All lines with the word "JSON" are to be found and copied from the listing.

===== ENTRIES SUPPLIED

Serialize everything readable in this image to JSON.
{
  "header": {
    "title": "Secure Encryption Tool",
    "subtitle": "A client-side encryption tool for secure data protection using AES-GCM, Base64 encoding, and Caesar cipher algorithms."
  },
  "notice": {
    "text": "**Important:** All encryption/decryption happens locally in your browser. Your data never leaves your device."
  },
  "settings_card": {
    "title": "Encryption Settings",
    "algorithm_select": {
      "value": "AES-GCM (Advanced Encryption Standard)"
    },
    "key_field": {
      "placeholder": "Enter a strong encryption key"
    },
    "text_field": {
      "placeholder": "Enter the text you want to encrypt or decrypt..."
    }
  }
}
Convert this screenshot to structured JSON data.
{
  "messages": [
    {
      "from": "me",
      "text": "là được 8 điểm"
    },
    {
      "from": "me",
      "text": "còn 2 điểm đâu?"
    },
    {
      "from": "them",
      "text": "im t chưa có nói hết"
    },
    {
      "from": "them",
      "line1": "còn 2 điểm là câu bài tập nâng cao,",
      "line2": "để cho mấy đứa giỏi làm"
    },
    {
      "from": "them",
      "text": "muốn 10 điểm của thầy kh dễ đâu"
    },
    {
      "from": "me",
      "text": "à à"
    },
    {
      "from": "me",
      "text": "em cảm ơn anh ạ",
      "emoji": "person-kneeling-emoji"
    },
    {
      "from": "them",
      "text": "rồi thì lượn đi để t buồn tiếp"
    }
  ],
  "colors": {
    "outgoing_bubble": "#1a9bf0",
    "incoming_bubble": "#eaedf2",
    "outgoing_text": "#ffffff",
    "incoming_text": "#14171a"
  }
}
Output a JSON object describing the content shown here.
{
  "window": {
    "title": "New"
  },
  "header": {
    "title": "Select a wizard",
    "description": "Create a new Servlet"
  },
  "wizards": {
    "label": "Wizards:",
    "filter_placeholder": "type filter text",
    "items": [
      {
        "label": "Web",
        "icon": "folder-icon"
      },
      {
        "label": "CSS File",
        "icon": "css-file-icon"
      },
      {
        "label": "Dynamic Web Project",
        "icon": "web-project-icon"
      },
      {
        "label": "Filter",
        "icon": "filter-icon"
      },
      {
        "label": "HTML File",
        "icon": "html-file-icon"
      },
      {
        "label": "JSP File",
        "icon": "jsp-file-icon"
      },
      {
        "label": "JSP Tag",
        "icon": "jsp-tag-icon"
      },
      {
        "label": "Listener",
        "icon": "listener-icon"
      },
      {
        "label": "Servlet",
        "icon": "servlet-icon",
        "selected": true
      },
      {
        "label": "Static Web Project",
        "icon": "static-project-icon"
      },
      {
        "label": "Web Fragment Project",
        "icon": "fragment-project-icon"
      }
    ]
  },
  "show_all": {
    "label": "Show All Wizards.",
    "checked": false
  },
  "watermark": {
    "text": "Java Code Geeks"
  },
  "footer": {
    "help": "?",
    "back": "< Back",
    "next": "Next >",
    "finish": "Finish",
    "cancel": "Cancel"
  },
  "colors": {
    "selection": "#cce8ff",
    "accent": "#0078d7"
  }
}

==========

◆ **SOLUTION**
Serialize everything readable in this image to JSON.
Convert this screenshot to structured JSON data.
Output a JSON object describing the content shown here.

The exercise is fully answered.